With massive immigration from Spain and Italy to keep the factories and farms spinning around the clock, the city's population grew from about 90,000 people in 1851 to 1.3 million people by 1910. By the beginning of World War I (1914–18), Argentina had become one of the world's top exporters of agricultural products, with most of it channeled through the Port of Buenos Aires. Yet, few benefited from the wealth. Large numbers of newcomers were forced into substandard housing. Workers could barely feed their families on low wages. Social unrest in the city reached a boiling point in 1919, when the army attacked metalworkers on strike. The suppression of the workers came to be known as La Semana Trágica (The Tragic Week).
Buenos Aires kept on growing rapidly. By the 1930s, the city embarked on a modernization project, tearing down colonial neighborhoods and narrow streets and replacing them with modern buildings and wide avenues. Suburban communities and Buenos Aires grew closer to each other, becoming a massive metropolis after World War II (1939–45). The mid-twentieth century also marked a dramatic shift in migration. By 1930, international immigration came to a halt. The new migrants were mostly mestizos from northern Argentina. They poured into the city by the thousands. Unable to find suitable housing, they settled in the villas miser-ias around the city.

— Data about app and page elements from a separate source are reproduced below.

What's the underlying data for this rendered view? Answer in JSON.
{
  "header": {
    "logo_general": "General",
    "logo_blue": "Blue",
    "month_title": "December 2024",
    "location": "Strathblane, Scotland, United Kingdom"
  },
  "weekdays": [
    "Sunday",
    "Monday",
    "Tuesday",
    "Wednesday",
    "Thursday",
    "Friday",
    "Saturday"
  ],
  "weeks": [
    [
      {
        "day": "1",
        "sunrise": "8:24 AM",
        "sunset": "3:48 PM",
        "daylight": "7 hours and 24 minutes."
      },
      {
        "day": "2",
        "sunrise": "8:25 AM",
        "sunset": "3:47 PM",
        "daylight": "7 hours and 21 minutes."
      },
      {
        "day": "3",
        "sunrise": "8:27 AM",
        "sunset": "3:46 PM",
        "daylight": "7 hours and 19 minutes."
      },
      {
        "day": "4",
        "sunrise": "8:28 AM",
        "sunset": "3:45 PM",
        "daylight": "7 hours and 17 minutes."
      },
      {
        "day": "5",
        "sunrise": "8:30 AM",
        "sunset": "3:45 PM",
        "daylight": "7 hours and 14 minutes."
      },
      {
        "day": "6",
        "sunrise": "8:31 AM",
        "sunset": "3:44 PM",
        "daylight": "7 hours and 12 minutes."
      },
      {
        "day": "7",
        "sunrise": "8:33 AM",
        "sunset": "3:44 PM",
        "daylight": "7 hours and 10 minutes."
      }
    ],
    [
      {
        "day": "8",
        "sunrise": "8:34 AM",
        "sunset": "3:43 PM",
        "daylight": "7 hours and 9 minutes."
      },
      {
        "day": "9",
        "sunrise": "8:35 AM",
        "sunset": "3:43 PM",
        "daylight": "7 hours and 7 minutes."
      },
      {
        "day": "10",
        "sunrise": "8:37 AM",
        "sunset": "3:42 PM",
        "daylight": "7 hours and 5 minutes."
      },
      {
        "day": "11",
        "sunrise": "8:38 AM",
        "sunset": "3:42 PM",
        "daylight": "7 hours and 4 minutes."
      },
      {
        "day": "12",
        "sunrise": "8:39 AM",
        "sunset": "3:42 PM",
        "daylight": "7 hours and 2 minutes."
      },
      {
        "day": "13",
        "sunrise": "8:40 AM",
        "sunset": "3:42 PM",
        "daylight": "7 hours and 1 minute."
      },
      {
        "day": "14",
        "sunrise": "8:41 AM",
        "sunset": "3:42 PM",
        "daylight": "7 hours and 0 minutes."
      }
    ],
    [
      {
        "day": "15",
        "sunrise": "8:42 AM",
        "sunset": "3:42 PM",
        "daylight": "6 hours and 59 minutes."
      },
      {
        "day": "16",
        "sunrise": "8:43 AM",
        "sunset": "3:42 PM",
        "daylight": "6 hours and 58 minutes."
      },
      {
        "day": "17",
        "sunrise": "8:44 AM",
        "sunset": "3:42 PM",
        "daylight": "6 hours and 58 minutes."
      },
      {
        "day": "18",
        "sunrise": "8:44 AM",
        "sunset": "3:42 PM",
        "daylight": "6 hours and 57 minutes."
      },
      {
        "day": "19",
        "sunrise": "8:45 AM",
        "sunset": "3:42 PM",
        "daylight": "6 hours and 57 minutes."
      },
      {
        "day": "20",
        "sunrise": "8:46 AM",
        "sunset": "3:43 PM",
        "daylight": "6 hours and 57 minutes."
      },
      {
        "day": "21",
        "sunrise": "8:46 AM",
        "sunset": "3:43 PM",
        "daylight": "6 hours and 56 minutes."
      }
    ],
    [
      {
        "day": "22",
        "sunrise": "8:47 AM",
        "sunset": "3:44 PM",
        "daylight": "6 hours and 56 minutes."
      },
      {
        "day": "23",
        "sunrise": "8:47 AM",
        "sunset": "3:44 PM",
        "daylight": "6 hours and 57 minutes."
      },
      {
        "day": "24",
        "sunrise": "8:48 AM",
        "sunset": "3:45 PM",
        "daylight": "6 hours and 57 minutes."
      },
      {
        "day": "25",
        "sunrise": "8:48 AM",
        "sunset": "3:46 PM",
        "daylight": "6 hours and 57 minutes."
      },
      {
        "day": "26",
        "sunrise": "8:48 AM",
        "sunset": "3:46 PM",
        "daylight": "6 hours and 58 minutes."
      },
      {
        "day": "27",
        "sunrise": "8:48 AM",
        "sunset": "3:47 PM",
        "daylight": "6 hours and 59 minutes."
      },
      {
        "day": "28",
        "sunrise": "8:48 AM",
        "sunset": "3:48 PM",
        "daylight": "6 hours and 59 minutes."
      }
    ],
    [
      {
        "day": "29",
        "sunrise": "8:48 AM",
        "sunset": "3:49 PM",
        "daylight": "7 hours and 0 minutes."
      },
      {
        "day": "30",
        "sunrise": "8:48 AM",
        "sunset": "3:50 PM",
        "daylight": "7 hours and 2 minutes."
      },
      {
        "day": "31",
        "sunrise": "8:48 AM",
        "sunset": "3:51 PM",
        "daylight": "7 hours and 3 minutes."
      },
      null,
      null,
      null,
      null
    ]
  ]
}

The centralization of jobs, goods, and services in Buenos Aires brought prosperity to the city at the cost of other cities, where growth simply stopped. In time, it also hurt Buenos Aires. Buenos Aires today is a tired but proud city. It is obsessed with trying to fix its decaying infrastructure, to alleviate its heavy pollution, and to deal with massive poverty and chronic unemployment.